▶ **Data excerpts**:
=== Begin Enclosure ===

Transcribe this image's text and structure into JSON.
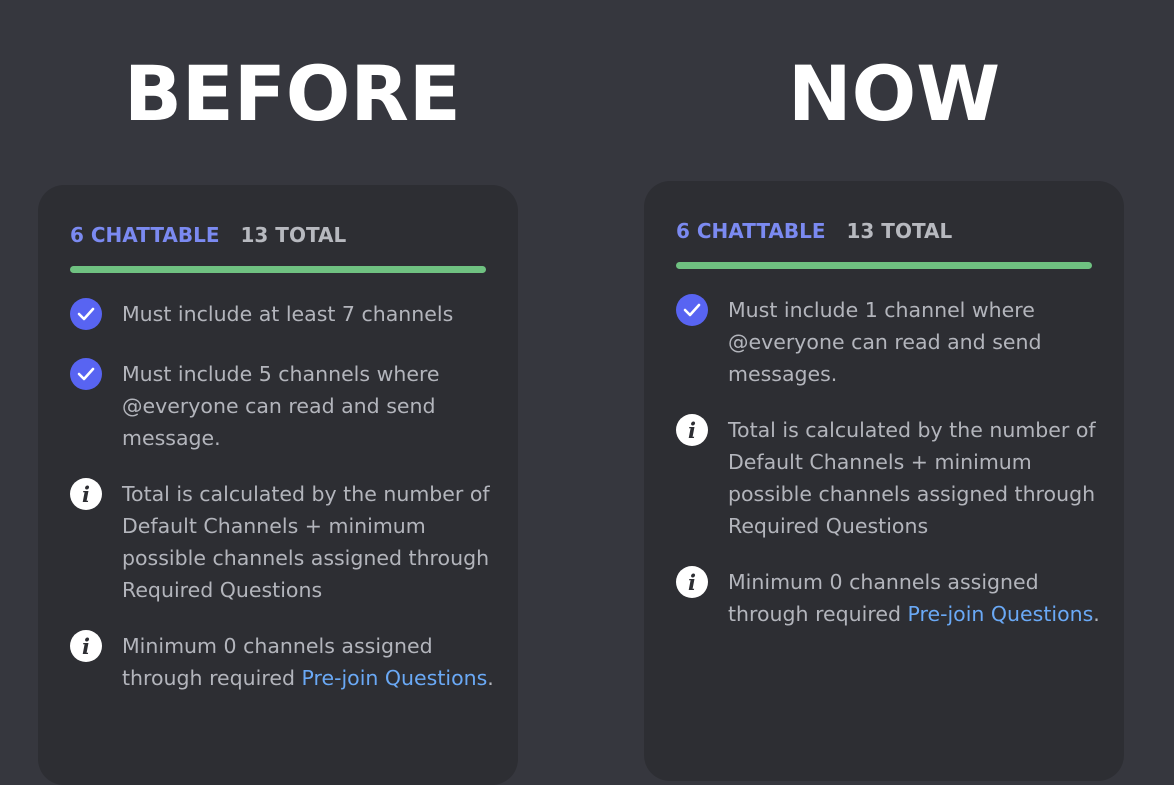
{
  "headings": {
    "before": "BEFORE",
    "now": "NOW"
  },
  "before": {
    "chattable": "6 CHATTABLE",
    "total": "13 TOTAL",
    "items": [
      {
        "icon": "check-icon",
        "text": "Must include at least 7 channels"
      },
      {
        "icon": "check-icon",
        "text": "Must include 5 channels where @everyone can read and send message."
      },
      {
        "icon": "info-icon",
        "text": "Total is calculated by the number of Default Channels + minimum possible channels assigned through Required Questions"
      },
      {
        "icon": "info-icon",
        "text": "Minimum 0 channels assigned through required ",
        "link": "Pre-join Questions",
        "suffix": "."
      }
    ]
  },
  "now": {
    "chattable": "6 CHATTABLE",
    "total": "13 TOTAL",
    "items": [
      {
        "icon": "check-icon",
        "text": "Must include 1 channel where @everyone can read and send messages."
      },
      {
        "icon": "info-icon",
        "text": "Total is calculated by the number of Default Channels + minimum possible channels assigned through Required Questions"
      },
      {
        "icon": "info-icon",
        "text": "Minimum 0 channels assigned through required ",
        "link": "Pre-join Questions",
        "suffix": "."
      }
    ]
  },
  "colors": {
    "background": "#36373e",
    "card": "#2d2e33",
    "chattable": "#7b8af1",
    "progress": "#6fc181",
    "check": "#5864f2",
    "link": "#6aa9f6"
  }
}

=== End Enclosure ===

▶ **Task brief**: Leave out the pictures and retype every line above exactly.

▶ **Result**:
Transcribe this image's text and structure into JSON.
{
  "headings": {
    "before": "BEFORE",
    "now": "NOW"
  },
  "before": {
    "chattable": "6 CHATTABLE",
    "total": "13 TOTAL",
    "items": [
      {
        "icon": "check-icon",
        "text": "Must include at least 7 channels"
      },
      {
        "icon": "check-icon",
        "text": "Must include 5 channels where @everyone can read and send message."
      },
      {
        "icon": "info-icon",
        "text": "Total is calculated by the number of Default Channels + minimum possible channels assigned through Required Questions"
      },
      {
        "icon": "info-icon",
        "text": "Minimum 0 channels assigned through required ",
        "link": "Pre-join Questions",
        "suffix": "."
      }
    ]
  },
  "now": {
    "chattable": "6 CHATTABLE",
    "total": "13 TOTAL",
    "items": [
      {
        "icon": "check-icon",
        "text": "Must include 1 channel where @everyone can read and send messages."
      },
      {
        "icon": "info-icon",
        "text": "Total is calculated by the number of Default Channels + minimum possible channels assigned through Required Questions"
      },
      {
        "icon": "info-icon",
        "text": "Minimum 0 channels assigned through required ",
        "link": "Pre-join Questions",
        "suffix": "."
      }
    ]
  },
  "colors": {
    "background": "#36373e",
    "card": "#2d2e33",
    "chattable": "#7b8af1",
    "progress": "#6fc181",
    "check": "#5864f2",
    "link": "#6aa9f6"
  }
}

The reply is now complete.